Component data from apps and pages:
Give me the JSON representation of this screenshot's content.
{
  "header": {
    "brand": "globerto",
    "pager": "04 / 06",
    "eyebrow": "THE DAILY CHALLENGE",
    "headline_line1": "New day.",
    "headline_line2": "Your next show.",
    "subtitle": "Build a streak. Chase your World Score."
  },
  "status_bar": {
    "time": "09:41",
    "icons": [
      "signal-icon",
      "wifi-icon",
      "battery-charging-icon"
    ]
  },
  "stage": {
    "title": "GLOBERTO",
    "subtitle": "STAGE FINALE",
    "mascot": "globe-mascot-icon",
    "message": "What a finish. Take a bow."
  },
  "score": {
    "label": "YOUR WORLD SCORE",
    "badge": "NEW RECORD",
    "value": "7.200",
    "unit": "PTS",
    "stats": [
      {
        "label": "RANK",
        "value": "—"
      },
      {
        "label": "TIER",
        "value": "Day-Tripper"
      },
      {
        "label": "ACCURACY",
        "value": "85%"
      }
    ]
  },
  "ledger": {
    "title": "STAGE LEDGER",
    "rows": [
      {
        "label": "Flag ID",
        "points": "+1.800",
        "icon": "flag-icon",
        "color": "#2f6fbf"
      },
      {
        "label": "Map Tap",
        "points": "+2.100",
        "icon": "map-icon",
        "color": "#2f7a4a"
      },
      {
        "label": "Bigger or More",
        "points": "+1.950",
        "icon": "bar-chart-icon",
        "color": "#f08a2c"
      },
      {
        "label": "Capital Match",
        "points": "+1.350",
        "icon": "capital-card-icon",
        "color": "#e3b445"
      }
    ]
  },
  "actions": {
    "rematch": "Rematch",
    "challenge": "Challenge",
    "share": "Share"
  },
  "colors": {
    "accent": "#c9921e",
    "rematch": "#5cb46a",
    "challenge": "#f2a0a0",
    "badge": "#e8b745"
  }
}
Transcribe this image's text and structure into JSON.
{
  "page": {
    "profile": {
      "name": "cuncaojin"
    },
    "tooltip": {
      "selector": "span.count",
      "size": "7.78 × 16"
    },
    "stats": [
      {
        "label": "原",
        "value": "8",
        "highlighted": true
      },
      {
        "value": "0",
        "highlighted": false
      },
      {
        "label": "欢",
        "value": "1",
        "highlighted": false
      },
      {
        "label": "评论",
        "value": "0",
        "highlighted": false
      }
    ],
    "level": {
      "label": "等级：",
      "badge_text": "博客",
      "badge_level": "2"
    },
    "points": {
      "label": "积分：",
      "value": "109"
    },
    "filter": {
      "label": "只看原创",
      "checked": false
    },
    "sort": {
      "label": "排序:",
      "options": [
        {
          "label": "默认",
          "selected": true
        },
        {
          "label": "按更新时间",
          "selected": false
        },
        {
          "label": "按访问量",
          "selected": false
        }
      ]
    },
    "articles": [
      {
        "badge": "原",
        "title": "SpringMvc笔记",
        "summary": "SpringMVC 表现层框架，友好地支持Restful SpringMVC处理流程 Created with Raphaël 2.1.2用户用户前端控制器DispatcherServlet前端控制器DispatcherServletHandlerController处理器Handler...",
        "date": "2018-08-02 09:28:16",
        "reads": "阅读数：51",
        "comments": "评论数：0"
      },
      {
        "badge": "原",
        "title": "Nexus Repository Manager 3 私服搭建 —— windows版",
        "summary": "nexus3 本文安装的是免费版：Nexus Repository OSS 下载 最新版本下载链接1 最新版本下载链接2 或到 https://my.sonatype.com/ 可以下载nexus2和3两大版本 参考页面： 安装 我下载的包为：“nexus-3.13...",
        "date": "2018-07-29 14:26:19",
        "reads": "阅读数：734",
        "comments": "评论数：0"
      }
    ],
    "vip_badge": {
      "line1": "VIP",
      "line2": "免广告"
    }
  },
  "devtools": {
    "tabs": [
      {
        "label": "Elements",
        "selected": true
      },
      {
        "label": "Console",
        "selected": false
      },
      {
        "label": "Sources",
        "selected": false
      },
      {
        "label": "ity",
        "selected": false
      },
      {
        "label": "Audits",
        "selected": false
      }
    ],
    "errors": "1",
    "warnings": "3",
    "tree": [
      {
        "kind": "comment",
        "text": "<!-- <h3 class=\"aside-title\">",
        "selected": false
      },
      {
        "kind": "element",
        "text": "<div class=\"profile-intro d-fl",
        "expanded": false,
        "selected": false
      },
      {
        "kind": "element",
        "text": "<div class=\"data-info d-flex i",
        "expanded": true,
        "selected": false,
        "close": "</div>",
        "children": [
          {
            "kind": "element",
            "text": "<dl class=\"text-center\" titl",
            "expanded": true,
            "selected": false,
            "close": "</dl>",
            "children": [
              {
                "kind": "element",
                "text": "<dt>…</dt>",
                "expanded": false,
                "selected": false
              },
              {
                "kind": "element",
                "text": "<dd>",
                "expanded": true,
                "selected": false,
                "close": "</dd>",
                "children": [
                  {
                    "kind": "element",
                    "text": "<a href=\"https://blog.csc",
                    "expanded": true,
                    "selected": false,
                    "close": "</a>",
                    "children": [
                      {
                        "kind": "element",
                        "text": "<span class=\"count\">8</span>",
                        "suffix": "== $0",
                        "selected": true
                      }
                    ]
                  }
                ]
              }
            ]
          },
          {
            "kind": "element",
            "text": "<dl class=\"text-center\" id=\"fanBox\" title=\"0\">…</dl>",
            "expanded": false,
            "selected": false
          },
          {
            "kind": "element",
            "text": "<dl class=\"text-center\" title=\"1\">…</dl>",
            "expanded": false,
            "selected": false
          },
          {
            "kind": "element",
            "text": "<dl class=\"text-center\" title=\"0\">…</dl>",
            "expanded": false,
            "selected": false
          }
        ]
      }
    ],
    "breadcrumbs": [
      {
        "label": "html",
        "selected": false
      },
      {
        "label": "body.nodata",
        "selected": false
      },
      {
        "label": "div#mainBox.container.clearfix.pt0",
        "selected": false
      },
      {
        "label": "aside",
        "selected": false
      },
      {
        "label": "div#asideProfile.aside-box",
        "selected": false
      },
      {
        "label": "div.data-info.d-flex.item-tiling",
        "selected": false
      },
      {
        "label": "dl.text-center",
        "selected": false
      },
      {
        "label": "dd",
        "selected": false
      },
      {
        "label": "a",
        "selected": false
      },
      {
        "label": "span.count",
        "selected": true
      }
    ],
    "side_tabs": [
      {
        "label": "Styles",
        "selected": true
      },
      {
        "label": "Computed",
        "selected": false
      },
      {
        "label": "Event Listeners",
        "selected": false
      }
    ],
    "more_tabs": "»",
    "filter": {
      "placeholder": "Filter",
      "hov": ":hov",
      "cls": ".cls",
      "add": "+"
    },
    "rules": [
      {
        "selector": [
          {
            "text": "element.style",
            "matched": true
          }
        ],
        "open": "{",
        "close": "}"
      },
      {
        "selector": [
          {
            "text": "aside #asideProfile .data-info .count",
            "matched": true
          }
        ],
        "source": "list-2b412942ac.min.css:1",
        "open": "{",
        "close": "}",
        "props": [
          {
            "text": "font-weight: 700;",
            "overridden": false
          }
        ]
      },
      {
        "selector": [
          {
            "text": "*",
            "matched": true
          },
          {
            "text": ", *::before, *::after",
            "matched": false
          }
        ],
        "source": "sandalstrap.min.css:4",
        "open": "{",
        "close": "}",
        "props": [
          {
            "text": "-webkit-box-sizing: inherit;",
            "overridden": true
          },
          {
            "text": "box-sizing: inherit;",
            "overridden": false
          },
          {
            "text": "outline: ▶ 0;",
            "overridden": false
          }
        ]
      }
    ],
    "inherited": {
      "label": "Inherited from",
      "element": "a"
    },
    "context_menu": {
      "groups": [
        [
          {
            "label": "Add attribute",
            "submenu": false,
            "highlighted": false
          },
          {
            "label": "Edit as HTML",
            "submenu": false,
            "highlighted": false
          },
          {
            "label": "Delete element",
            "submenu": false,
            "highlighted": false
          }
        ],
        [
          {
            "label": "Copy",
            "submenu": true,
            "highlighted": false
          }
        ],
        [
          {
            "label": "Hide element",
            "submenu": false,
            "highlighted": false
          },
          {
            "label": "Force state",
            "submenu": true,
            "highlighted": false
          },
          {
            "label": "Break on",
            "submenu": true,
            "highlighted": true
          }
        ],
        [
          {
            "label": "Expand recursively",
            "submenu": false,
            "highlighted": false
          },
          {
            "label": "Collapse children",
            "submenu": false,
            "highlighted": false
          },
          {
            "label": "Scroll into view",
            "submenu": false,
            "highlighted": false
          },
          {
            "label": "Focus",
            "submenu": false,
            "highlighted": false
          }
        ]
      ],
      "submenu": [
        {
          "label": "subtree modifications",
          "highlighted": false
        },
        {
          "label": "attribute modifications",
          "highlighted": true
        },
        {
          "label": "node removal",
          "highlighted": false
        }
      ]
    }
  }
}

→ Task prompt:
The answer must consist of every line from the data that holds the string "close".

→ Answer to this exercise:
        "close": "</div>",
            "close": "</dl>",
                "close": "</dd>",
                    "close": "</a>",
        "close": "}"
        "close": "}",
        "close": "}",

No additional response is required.